→ Try it
Where in the entries below does "computer" appear? Copy every line that has it.

→ Material shown
════
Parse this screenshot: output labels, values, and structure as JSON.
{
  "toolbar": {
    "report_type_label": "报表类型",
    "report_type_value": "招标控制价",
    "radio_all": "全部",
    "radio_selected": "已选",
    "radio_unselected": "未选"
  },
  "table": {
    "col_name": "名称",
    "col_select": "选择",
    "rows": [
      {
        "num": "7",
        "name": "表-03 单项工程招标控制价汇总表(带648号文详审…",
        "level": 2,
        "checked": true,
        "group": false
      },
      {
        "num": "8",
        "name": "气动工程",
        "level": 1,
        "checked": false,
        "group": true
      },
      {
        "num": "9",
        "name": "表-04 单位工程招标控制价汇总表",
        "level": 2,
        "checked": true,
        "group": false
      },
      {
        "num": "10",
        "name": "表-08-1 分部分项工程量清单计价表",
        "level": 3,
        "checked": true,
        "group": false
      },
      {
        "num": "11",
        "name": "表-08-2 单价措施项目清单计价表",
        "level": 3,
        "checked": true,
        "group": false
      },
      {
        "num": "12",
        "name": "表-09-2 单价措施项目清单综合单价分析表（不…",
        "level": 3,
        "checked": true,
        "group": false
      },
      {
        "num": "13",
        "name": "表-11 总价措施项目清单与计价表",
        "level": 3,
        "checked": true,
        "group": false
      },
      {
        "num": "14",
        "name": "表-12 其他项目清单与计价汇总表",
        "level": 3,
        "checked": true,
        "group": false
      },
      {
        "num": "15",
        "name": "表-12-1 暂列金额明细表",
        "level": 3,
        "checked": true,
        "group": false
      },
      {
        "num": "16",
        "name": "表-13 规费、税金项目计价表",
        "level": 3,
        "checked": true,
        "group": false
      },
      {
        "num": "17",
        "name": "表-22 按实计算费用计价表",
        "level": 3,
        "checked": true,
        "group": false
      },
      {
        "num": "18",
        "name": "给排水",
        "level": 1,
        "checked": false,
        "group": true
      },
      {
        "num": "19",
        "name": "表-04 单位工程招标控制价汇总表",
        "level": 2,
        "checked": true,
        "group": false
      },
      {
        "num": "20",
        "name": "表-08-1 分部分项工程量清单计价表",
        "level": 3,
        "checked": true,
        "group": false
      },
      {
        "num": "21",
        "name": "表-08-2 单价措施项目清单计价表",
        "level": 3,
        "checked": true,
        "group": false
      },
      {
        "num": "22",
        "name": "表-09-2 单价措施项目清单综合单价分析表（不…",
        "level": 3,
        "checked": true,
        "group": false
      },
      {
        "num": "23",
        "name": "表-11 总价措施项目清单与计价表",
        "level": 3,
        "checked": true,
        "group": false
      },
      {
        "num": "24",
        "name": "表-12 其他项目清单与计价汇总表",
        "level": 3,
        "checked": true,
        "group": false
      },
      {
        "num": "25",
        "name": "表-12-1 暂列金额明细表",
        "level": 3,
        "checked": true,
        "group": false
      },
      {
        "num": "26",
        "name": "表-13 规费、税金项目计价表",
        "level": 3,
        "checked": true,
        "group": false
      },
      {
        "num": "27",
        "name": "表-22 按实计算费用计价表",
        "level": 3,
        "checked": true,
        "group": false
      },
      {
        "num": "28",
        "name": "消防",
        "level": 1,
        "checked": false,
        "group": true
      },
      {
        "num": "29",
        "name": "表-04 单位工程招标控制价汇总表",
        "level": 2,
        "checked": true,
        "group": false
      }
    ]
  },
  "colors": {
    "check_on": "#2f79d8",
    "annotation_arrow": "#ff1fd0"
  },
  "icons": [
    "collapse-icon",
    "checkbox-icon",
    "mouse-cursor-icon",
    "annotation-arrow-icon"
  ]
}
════
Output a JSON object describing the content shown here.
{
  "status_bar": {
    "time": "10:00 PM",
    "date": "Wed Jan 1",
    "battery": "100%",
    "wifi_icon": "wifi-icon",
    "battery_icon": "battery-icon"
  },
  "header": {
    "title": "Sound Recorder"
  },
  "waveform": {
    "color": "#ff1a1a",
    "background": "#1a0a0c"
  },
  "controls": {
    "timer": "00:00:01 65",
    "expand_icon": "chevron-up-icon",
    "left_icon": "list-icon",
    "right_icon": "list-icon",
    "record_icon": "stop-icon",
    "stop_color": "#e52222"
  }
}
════
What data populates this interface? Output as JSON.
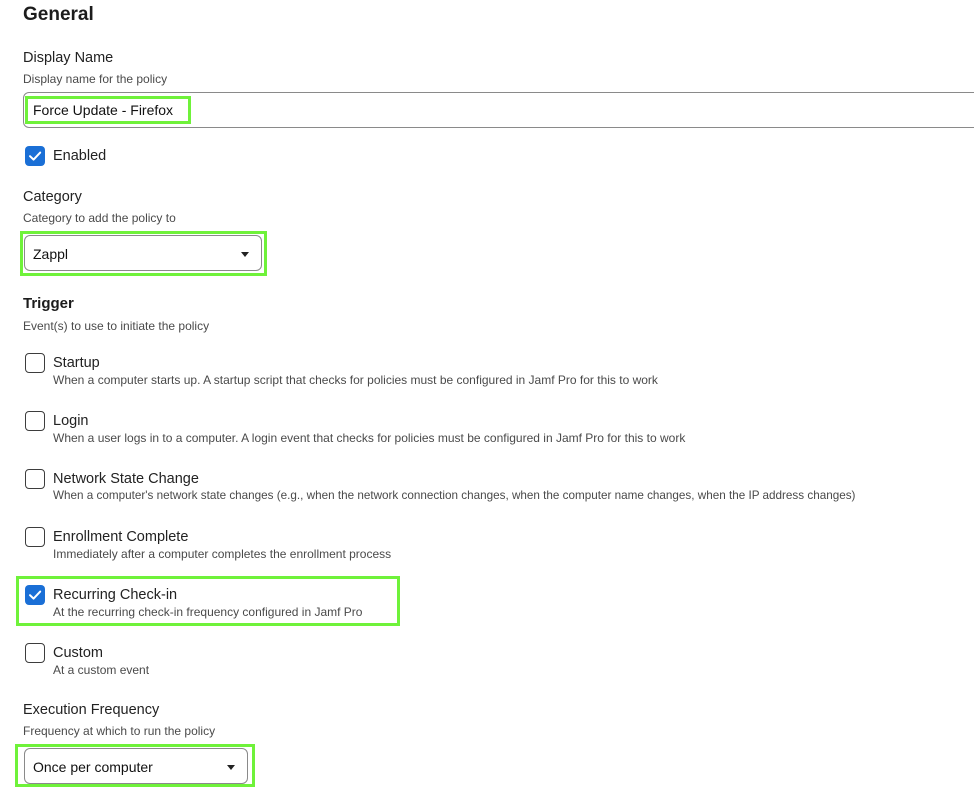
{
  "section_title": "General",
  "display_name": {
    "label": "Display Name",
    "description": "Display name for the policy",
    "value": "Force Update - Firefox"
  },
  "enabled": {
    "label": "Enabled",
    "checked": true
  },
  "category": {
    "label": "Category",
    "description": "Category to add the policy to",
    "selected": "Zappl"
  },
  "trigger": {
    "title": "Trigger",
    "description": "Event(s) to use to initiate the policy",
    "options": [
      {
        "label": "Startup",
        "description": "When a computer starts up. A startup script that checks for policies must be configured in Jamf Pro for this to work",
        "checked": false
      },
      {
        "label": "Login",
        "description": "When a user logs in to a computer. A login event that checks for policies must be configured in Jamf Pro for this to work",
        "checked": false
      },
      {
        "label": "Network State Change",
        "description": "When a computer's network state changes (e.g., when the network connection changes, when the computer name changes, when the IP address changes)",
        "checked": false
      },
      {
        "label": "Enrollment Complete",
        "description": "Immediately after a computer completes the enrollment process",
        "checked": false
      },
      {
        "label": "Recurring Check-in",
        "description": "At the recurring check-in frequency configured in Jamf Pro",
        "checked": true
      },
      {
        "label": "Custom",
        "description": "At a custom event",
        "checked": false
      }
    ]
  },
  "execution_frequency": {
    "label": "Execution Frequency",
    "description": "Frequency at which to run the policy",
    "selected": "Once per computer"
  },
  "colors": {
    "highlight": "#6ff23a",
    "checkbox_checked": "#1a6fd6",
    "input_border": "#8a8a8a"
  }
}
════
→ Output for this exercise
        "description": "When a computer starts up. A startup script that checks for policies must be configured in Jamf Pro for this to work",
        "description": "When a user logs in to a computer. A login event that checks for policies must be configured in Jamf Pro for this to work",
        "description": "When a computer's network state changes (e.g., when the network connection changes, when the computer name changes, when the IP address changes)",
        "description": "Immediately after a computer completes the enrollment process",
    "selected": "Once per computer"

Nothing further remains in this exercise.